- **EXERCISE DIRECTIONS**: Please restate the following records word for word.
::: RECORDS SHOWN
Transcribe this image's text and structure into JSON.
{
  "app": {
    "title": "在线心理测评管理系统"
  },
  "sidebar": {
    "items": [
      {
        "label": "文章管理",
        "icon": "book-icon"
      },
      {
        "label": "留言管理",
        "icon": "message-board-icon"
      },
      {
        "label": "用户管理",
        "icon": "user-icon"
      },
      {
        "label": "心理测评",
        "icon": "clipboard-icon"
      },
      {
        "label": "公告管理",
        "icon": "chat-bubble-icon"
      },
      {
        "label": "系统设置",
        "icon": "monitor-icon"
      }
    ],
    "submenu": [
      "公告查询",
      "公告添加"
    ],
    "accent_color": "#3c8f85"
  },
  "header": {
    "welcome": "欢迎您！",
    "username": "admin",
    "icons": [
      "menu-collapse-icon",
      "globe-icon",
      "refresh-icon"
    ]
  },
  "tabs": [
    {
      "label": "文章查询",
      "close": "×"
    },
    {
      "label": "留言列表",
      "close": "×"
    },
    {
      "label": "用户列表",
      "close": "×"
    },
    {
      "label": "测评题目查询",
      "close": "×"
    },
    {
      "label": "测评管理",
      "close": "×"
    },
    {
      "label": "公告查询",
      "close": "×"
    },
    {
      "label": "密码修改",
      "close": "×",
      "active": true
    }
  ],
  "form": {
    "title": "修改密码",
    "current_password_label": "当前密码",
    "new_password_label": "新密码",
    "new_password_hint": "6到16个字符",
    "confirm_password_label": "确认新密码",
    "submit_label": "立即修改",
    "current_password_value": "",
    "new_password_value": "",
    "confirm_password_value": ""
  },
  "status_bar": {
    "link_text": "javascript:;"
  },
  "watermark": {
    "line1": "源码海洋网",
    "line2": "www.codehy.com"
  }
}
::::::
- **RESPONSE BOX**:
Transcribe this image's text and structure into JSON.
{
  "app": {
    "title": "在线心理测评管理系统"
  },
  "sidebar": {
    "items": [
      {
        "label": "文章管理",
        "icon": "book-icon"
      },
      {
        "label": "留言管理",
        "icon": "message-board-icon"
      },
      {
        "label": "用户管理",
        "icon": "user-icon"
      },
      {
        "label": "心理测评",
        "icon": "clipboard-icon"
      },
      {
        "label": "公告管理",
        "icon": "chat-bubble-icon"
      },
      {
        "label": "系统设置",
        "icon": "monitor-icon"
      }
    ],
    "submenu": [
      "公告查询",
      "公告添加"
    ],
    "accent_color": "#3c8f85"
  },
  "header": {
    "welcome": "欢迎您！",
    "username": "admin",
    "icons": [
      "menu-collapse-icon",
      "globe-icon",
      "refresh-icon"
    ]
  },
  "tabs": [
    {
      "label": "文章查询",
      "close": "×"
    },
    {
      "label": "留言列表",
      "close": "×"
    },
    {
      "label": "用户列表",
      "close": "×"
    },
    {
      "label": "测评题目查询",
      "close": "×"
    },
    {
      "label": "测评管理",
      "close": "×"
    },
    {
      "label": "公告查询",
      "close": "×"
    },
    {
      "label": "密码修改",
      "close": "×",
      "active": true
    }
  ],
  "form": {
    "title": "修改密码",
    "current_password_label": "当前密码",
    "new_password_label": "新密码",
    "new_password_hint": "6到16个字符",
    "confirm_password_label": "确认新密码",
    "submit_label": "立即修改",
    "current_password_value": "",
    "new_password_value": "",
    "confirm_password_value": ""
  },
  "status_bar": {
    "link_text": "javascript:;"
  },
  "watermark": {
    "line1": "源码海洋网",
    "line2": "www.codehy.com"
  }
}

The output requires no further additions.